§ **Your instructions**: Where does the word "perfil" show up in the data? Please find each such line and copy it.

============================================================

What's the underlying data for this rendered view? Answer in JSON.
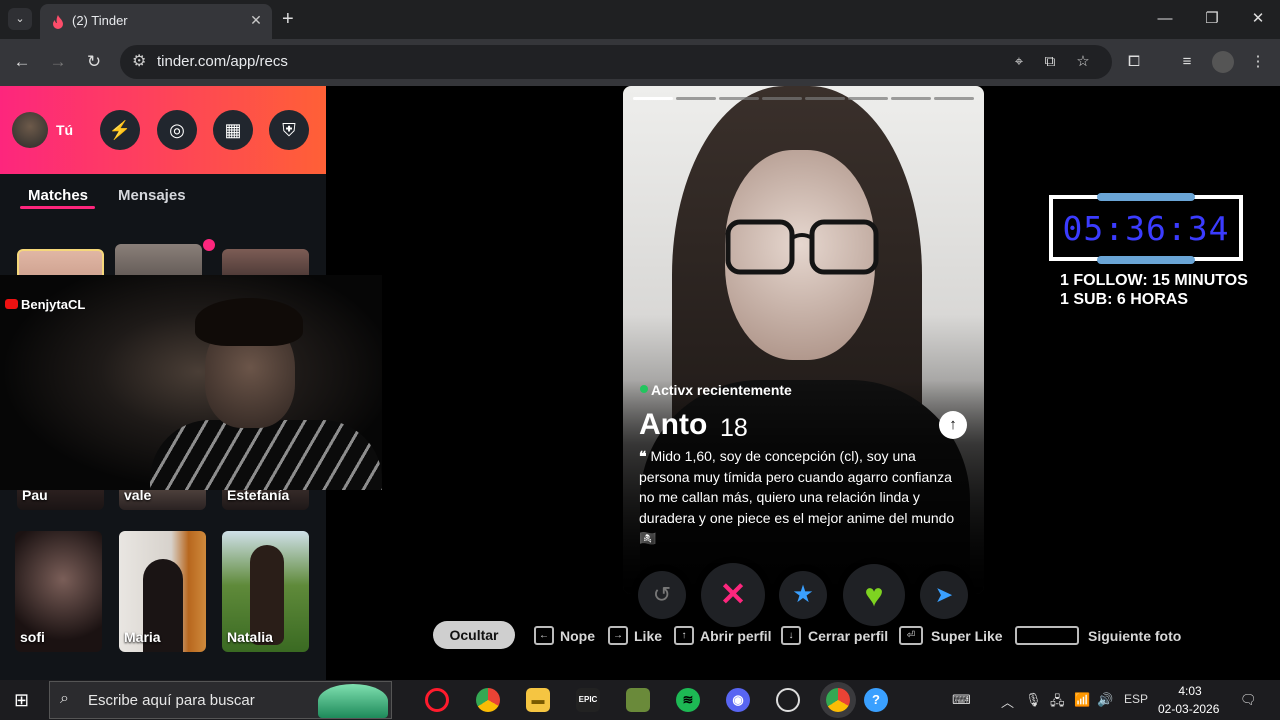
{
  "browser": {
    "tab_title": "(2) Tinder",
    "url": "tinder.com/app/recs"
  },
  "sidebar": {
    "user_label": "Tú",
    "tabs": [
      "Matches",
      "Mensajes"
    ],
    "matches": [
      "Pau",
      "vale",
      "Estefanía",
      "sofi",
      "Maria",
      "Natalia"
    ]
  },
  "stream_overlay": {
    "channel": "BenjytaCL",
    "timer": "05:36:34",
    "rule_1": "1 FOLLOW: 15 MINUTOS",
    "rule_2": "1 SUB: 6 HORAS"
  },
  "profile": {
    "status": "Activx recientemente",
    "name": "Anto",
    "age": "18",
    "bio": "Mido 1,60, soy de concepción (cl), soy una persona muy tímida pero cuando agarro confianza no me callan más, quiero una relación linda y duradera y one piece es el mejor anime del mundo 🏴‍☠️"
  },
  "shortcuts": {
    "hide": "Ocultar",
    "nope": "Nope",
    "like": "Like",
    "open": "Abrir perfil",
    "close": "Cerrar perfil",
    "superlike": "Super Like",
    "next": "Siguiente foto"
  },
  "taskbar": {
    "search_placeholder": "Escribe aquí para buscar",
    "lang": "ESP",
    "time": "4:03",
    "date": "02-03-2026"
  },
  "colors": {
    "brand": "#fd267d",
    "brand2": "#ff6036",
    "timer": "#3b3cff"
  }
}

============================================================

§ **Solution for this exercise**:
    "open": "Abrir perfil",
    "close": "Cerrar perfil",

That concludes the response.